Ms. Duckworth objected, which prevented adoption because the amendment was offered under a unanimous consent request. Historically, senators have been able to secure consideration of amendments to legislation being debated by the Senate by the unanimous consent process.

Sen. Catherine Cortez Masto (D-Nev.) speaks at a news conference after a weekly policy luncheon with Senate Democrats at the U.S. Capitol Building in Washington on Feb. 6, 2024. (Anna Moneymaker/Getty Images)
Sen. Catherine Cortez Masto (D-Nev.) speaks at a news conference after a weekly policy luncheon with Senate Democrats at the U.S. Capitol Building in Washington on Feb. 6, 2024. (Anna Moneymaker/Getty Images)

Other amendments offered by Mr. Lee included one that would prevent voting in federal elections by illegal immigrants residing in the country.

“This amendment would make it very clear that an illegal alien who knowingly registers to vote will be subject to criminal penalties. For the next presidential election and beyond, we will have at least 8 to 10 million illegal aliens in this country who are prime targets for voter manipulation. We must protect our Republic and the integrity of each American vote against a wave of possible illegal votes,” Mr. Lee explained. Ms. Duckworth again objected.

A third amendment offered by the Utah Republican would require President Biden to submit to Congress a specific, written strategy for the U.S. assistance to Ukraine, including specific objectives and timelines. No more than 2 percent of the funds authorized by the supplemental could be issued to Ukraine until the strategy is submitted to Congress.

“We’ve blindly spent over $113 billion for Ukraine with no plan, no mission, and no clear objectives on how U.S. engagement directly benefits our own national interests. The blind spending must stop, and it must stop today—not one penny more without a plan.”
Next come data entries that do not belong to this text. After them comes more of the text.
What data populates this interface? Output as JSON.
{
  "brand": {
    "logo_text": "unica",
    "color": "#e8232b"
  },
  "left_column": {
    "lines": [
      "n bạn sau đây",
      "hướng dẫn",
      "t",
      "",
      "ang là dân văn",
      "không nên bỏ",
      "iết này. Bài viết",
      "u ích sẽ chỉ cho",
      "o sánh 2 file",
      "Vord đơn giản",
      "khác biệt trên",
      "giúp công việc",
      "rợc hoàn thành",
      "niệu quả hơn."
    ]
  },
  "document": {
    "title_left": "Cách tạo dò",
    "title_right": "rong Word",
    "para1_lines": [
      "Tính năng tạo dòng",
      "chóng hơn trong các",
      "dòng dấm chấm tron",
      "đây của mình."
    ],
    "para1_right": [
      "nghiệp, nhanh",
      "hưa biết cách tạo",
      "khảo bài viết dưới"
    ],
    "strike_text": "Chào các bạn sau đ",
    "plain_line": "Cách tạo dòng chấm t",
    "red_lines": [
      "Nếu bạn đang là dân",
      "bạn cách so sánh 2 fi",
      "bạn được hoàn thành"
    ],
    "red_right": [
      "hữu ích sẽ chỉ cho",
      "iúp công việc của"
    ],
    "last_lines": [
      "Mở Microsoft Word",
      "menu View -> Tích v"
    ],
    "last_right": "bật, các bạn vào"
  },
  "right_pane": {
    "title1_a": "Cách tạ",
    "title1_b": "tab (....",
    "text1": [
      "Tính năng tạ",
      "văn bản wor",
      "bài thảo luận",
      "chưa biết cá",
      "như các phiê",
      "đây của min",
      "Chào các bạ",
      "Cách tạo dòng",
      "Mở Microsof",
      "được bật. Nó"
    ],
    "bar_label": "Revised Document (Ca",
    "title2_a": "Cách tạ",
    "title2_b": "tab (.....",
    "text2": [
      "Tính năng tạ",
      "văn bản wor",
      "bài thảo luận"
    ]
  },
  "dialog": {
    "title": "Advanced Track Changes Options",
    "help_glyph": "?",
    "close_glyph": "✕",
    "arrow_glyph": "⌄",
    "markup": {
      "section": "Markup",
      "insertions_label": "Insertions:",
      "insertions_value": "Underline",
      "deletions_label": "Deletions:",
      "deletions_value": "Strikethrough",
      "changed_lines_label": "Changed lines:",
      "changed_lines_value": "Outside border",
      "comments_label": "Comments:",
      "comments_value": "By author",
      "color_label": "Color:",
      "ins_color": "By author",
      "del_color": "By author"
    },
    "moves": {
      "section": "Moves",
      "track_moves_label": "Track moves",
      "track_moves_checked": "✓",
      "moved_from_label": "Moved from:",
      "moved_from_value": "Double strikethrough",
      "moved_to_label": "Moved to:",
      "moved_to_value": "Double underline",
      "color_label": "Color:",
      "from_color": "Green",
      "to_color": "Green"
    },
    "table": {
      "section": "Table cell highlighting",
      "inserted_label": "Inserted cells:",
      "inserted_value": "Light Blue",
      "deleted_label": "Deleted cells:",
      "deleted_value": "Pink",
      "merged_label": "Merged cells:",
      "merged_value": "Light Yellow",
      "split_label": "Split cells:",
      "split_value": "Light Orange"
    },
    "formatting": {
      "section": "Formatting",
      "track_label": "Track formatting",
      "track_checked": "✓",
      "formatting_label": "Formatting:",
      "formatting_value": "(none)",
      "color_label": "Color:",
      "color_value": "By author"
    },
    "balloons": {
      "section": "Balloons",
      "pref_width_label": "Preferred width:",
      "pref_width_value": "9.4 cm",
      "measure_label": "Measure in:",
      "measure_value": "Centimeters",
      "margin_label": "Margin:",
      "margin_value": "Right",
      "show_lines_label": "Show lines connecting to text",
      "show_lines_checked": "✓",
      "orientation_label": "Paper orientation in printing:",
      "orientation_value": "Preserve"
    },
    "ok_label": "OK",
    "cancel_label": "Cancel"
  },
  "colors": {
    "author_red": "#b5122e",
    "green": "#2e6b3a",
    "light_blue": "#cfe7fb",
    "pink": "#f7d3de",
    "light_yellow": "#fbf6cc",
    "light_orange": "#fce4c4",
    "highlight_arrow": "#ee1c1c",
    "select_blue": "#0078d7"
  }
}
Mark Tapscott is an award-winning investigative editor and reporter who covers Congress, national politics, and policy for The Epoch Times. Mark was admitted to the National Freedom of Information Act (FOIA) Hall of Fame in 2006 and he was named Journalist of the Year by CPAC in 2008. He was a consulting editor on the Colorado Springs Gazette’s Pulitzer Prize-winning series “Other Than Honorable” in 2014.